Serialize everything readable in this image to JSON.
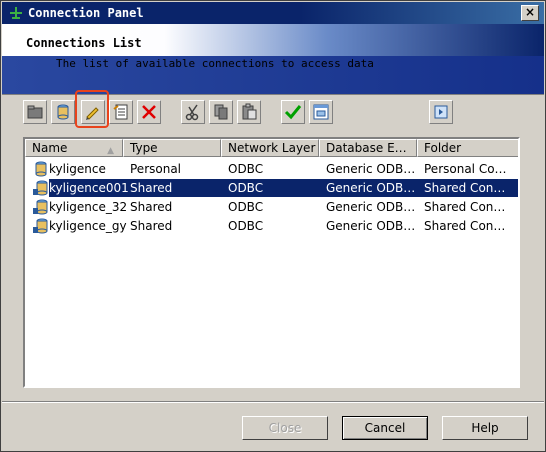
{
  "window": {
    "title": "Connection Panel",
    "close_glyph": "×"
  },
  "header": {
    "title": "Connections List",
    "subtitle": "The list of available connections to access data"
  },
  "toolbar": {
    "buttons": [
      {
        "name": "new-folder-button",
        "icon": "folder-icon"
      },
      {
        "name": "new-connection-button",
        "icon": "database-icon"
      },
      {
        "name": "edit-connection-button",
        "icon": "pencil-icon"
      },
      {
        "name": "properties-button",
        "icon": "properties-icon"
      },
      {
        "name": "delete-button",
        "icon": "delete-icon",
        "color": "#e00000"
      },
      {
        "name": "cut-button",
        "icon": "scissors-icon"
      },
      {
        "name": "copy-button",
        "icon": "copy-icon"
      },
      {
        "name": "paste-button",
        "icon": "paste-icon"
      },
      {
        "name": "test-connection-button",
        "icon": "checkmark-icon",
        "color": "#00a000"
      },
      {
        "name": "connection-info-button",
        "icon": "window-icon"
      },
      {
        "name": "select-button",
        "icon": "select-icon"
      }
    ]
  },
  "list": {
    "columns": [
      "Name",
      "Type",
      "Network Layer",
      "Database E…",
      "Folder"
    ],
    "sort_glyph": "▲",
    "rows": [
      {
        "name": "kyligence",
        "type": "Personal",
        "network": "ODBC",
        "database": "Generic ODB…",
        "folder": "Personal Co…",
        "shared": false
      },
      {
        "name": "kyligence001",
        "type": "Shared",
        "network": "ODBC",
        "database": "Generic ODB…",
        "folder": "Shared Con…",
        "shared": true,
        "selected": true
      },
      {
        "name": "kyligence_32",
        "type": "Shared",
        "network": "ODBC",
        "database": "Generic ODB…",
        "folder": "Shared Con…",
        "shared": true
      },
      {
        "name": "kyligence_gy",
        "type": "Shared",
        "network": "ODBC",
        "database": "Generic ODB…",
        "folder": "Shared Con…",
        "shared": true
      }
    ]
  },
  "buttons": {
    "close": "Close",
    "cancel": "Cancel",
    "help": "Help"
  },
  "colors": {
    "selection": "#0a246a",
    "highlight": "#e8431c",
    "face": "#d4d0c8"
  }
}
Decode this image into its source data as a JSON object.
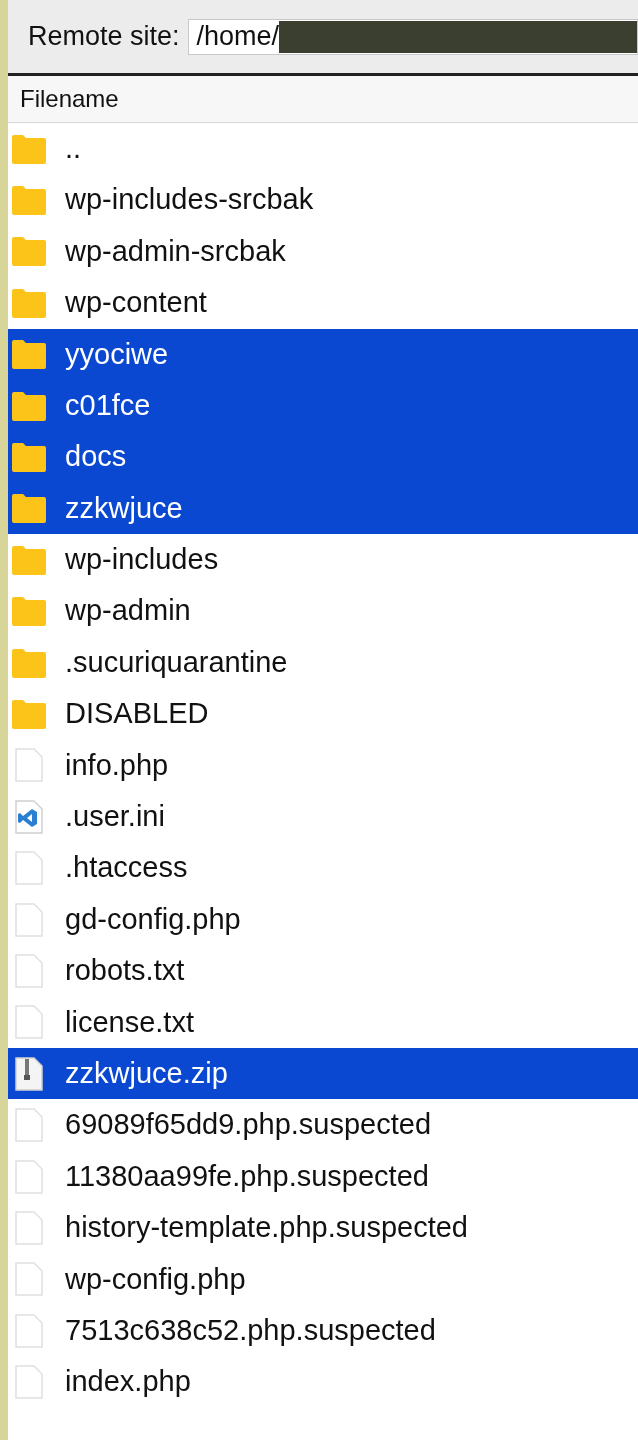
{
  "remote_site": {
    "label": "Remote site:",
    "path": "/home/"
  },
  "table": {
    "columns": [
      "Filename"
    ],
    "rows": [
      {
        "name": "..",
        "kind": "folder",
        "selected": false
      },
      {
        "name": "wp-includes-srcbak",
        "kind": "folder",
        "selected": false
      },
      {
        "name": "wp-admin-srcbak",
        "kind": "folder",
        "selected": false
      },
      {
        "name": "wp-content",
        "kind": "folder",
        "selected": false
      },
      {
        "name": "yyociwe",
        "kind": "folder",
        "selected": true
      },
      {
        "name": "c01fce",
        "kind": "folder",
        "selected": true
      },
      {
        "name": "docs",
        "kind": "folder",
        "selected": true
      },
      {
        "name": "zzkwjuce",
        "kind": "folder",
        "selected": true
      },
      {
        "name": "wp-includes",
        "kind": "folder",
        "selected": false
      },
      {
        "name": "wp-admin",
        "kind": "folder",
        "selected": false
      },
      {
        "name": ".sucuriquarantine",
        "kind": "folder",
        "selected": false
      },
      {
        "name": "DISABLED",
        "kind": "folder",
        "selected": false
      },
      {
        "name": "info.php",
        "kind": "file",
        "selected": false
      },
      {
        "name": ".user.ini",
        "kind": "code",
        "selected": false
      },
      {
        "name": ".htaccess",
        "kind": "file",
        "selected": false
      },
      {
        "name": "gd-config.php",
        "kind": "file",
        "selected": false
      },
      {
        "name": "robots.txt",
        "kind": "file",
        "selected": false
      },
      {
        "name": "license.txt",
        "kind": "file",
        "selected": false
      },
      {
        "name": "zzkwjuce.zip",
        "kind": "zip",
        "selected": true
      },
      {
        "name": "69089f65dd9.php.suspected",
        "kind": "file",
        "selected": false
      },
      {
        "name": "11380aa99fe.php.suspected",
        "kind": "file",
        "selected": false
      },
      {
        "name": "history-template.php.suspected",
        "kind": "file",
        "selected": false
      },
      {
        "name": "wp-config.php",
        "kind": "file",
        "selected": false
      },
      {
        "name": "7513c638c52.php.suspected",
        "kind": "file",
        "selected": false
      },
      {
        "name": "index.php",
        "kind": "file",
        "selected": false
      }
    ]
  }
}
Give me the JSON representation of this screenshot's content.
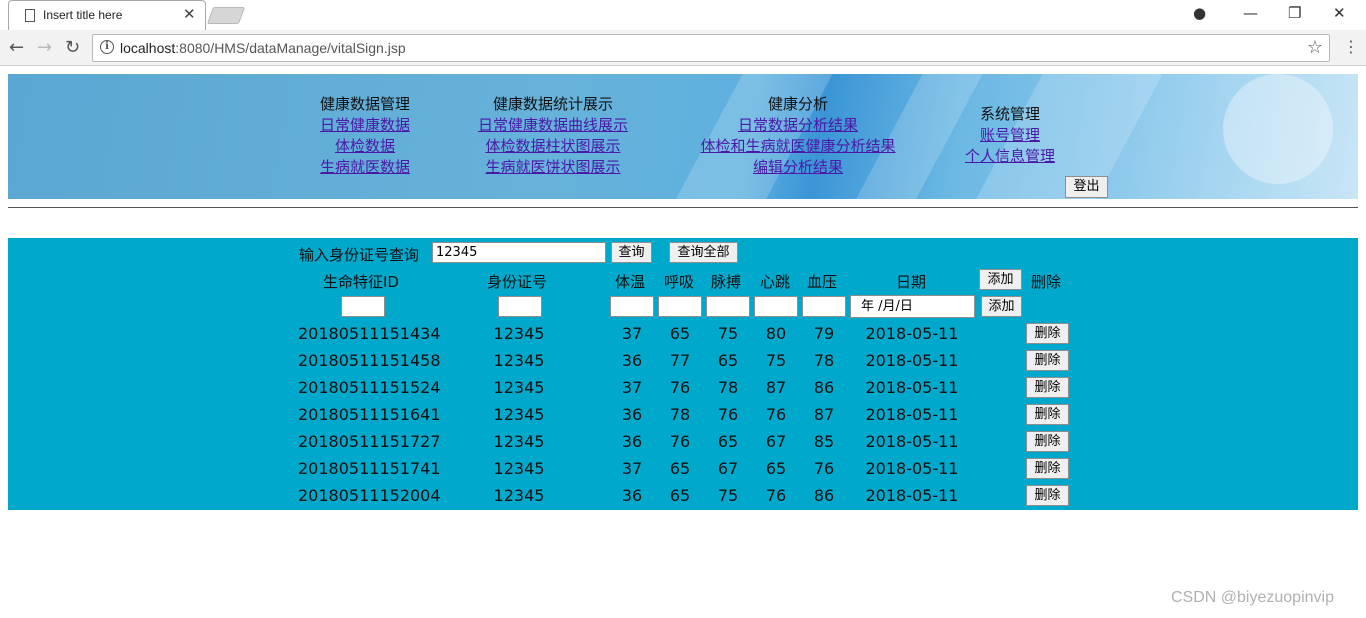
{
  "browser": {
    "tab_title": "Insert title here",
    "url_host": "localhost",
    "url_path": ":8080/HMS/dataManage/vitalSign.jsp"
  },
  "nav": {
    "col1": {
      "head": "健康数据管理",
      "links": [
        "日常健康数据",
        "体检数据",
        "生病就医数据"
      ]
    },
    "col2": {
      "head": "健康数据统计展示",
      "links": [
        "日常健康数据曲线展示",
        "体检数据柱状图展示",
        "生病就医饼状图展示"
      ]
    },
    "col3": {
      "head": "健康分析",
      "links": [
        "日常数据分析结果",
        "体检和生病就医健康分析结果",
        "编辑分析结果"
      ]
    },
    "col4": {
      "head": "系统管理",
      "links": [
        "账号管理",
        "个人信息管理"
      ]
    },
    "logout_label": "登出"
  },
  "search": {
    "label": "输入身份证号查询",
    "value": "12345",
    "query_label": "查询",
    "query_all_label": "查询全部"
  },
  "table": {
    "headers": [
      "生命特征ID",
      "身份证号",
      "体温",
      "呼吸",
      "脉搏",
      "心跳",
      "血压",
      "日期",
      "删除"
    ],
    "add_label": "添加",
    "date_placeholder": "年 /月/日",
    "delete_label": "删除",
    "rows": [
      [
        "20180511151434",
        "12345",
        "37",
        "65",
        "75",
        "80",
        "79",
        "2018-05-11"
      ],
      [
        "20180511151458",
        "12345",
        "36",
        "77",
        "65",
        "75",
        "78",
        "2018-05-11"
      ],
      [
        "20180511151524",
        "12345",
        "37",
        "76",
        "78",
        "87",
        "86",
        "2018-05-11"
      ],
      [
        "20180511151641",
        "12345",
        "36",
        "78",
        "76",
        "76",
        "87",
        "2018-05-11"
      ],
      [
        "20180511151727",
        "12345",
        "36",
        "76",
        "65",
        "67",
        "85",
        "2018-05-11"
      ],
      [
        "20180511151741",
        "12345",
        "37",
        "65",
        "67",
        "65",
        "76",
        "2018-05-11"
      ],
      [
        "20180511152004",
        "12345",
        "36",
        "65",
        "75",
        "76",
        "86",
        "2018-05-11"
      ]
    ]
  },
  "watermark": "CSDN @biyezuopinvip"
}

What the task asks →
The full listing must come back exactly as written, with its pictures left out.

Written response →
Serialize everything readable in this image to JSON.
{
  "window": {
    "title": "Connection Panel",
    "close_glyph": "×"
  },
  "header": {
    "title": "Connections List",
    "subtitle": "The list of available connections to access data"
  },
  "toolbar": {
    "buttons": [
      {
        "name": "new-folder-button",
        "icon": "folder-icon"
      },
      {
        "name": "new-connection-button",
        "icon": "database-icon"
      },
      {
        "name": "edit-connection-button",
        "icon": "pencil-icon"
      },
      {
        "name": "properties-button",
        "icon": "properties-icon"
      },
      {
        "name": "delete-button",
        "icon": "delete-icon",
        "color": "#e00000"
      },
      {
        "name": "cut-button",
        "icon": "scissors-icon"
      },
      {
        "name": "copy-button",
        "icon": "copy-icon"
      },
      {
        "name": "paste-button",
        "icon": "paste-icon"
      },
      {
        "name": "test-connection-button",
        "icon": "checkmark-icon",
        "color": "#00a000"
      },
      {
        "name": "connection-info-button",
        "icon": "window-icon"
      },
      {
        "name": "select-button",
        "icon": "select-icon"
      }
    ]
  },
  "list": {
    "columns": [
      "Name",
      "Type",
      "Network Layer",
      "Database E…",
      "Folder"
    ],
    "sort_glyph": "▲",
    "rows": [
      {
        "name": "kyligence",
        "type": "Personal",
        "network": "ODBC",
        "database": "Generic ODB…",
        "folder": "Personal Co…",
        "shared": false
      },
      {
        "name": "kyligence001",
        "type": "Shared",
        "network": "ODBC",
        "database": "Generic ODB…",
        "folder": "Shared Con…",
        "shared": true,
        "selected": true
      },
      {
        "name": "kyligence_32",
        "type": "Shared",
        "network": "ODBC",
        "database": "Generic ODB…",
        "folder": "Shared Con…",
        "shared": true
      },
      {
        "name": "kyligence_gy",
        "type": "Shared",
        "network": "ODBC",
        "database": "Generic ODB…",
        "folder": "Shared Con…",
        "shared": true
      }
    ]
  },
  "buttons": {
    "close": "Close",
    "cancel": "Cancel",
    "help": "Help"
  },
  "colors": {
    "selection": "#0a246a",
    "highlight": "#e8431c",
    "face": "#d4d0c8"
  }
}
Decode this image into its source data as a JSON object.
{
  "remote_site": {
    "label": "Remote site:",
    "path": "/home/"
  },
  "table": {
    "columns": [
      "Filename"
    ],
    "rows": [
      {
        "name": "..",
        "kind": "folder",
        "selected": false
      },
      {
        "name": "wp-includes-srcbak",
        "kind": "folder",
        "selected": false
      },
      {
        "name": "wp-admin-srcbak",
        "kind": "folder",
        "selected": false
      },
      {
        "name": "wp-content",
        "kind": "folder",
        "selected": false
      },
      {
        "name": "yyociwe",
        "kind": "folder",
        "selected": true
      },
      {
        "name": "c01fce",
        "kind": "folder",
        "selected": true
      },
      {
        "name": "docs",
        "kind": "folder",
        "selected": true
      },
      {
        "name": "zzkwjuce",
        "kind": "folder",
        "selected": true
      },
      {
        "name": "wp-includes",
        "kind": "folder",
        "selected": false
      },
      {
        "name": "wp-admin",
        "kind": "folder",
        "selected": false
      },
      {
        "name": ".sucuriquarantine",
        "kind": "folder",
        "selected": false
      },
      {
        "name": "DISABLED",
        "kind": "folder",
        "selected": false
      },
      {
        "name": "info.php",
        "kind": "file",
        "selected": false
      },
      {
        "name": ".user.ini",
        "kind": "code",
        "selected": false
      },
      {
        "name": ".htaccess",
        "kind": "file",
        "selected": false
      },
      {
        "name": "gd-config.php",
        "kind": "file",
        "selected": false
      },
      {
        "name": "robots.txt",
        "kind": "file",
        "selected": false
      },
      {
        "name": "license.txt",
        "kind": "file",
        "selected": false
      },
      {
        "name": "zzkwjuce.zip",
        "kind": "zip",
        "selected": true
      },
      {
        "name": "69089f65dd9.php.suspected",
        "kind": "file",
        "selected": false
      },
      {
        "name": "11380aa99fe.php.suspected",
        "kind": "file",
        "selected": false
      },
      {
        "name": "history-template.php.suspected",
        "kind": "file",
        "selected": false
      },
      {
        "name": "wp-config.php",
        "kind": "file",
        "selected": false
      },
      {
        "name": "7513c638c52.php.suspected",
        "kind": "file",
        "selected": false
      },
      {
        "name": "index.php",
        "kind": "file",
        "selected": false
      }
    ]
  }
}
Give me the JSON representation of this screenshot's content.
{
  "browser": {
    "tab_title": "Insert title here",
    "url_host": "localhost",
    "url_path": ":8080/HMS/dataManage/vitalSign.jsp"
  },
  "nav": {
    "col1": {
      "head": "健康数据管理",
      "links": [
        "日常健康数据",
        "体检数据",
        "生病就医数据"
      ]
    },
    "col2": {
      "head": "健康数据统计展示",
      "links": [
        "日常健康数据曲线展示",
        "体检数据柱状图展示",
        "生病就医饼状图展示"
      ]
    },
    "col3": {
      "head": "健康分析",
      "links": [
        "日常数据分析结果",
        "体检和生病就医健康分析结果",
        "编辑分析结果"
      ]
    },
    "col4": {
      "head": "系统管理",
      "links": [
        "账号管理",
        "个人信息管理"
      ]
    },
    "logout_label": "登出"
  },
  "search": {
    "label": "输入身份证号查询",
    "value": "12345",
    "query_label": "查询",
    "query_all_label": "查询全部"
  },
  "table": {
    "headers": [
      "生命特征ID",
      "身份证号",
      "体温",
      "呼吸",
      "脉搏",
      "心跳",
      "血压",
      "日期",
      "删除"
    ],
    "add_label": "添加",
    "date_placeholder": "年 /月/日",
    "delete_label": "删除",
    "rows": [
      [
        "20180511151434",
        "12345",
        "37",
        "65",
        "75",
        "80",
        "79",
        "2018-05-11"
      ],
      [
        "20180511151458",
        "12345",
        "36",
        "77",
        "65",
        "75",
        "78",
        "2018-05-11"
      ],
      [
        "20180511151524",
        "12345",
        "37",
        "76",
        "78",
        "87",
        "86",
        "2018-05-11"
      ],
      [
        "20180511151641",
        "12345",
        "36",
        "78",
        "76",
        "76",
        "87",
        "2018-05-11"
      ],
      [
        "20180511151727",
        "12345",
        "36",
        "76",
        "65",
        "67",
        "85",
        "2018-05-11"
      ],
      [
        "20180511151741",
        "12345",
        "37",
        "65",
        "67",
        "65",
        "76",
        "2018-05-11"
      ],
      [
        "20180511152004",
        "12345",
        "36",
        "65",
        "75",
        "76",
        "86",
        "2018-05-11"
      ]
    ]
  },
  "watermark": "CSDN @biyezuopinvip"
}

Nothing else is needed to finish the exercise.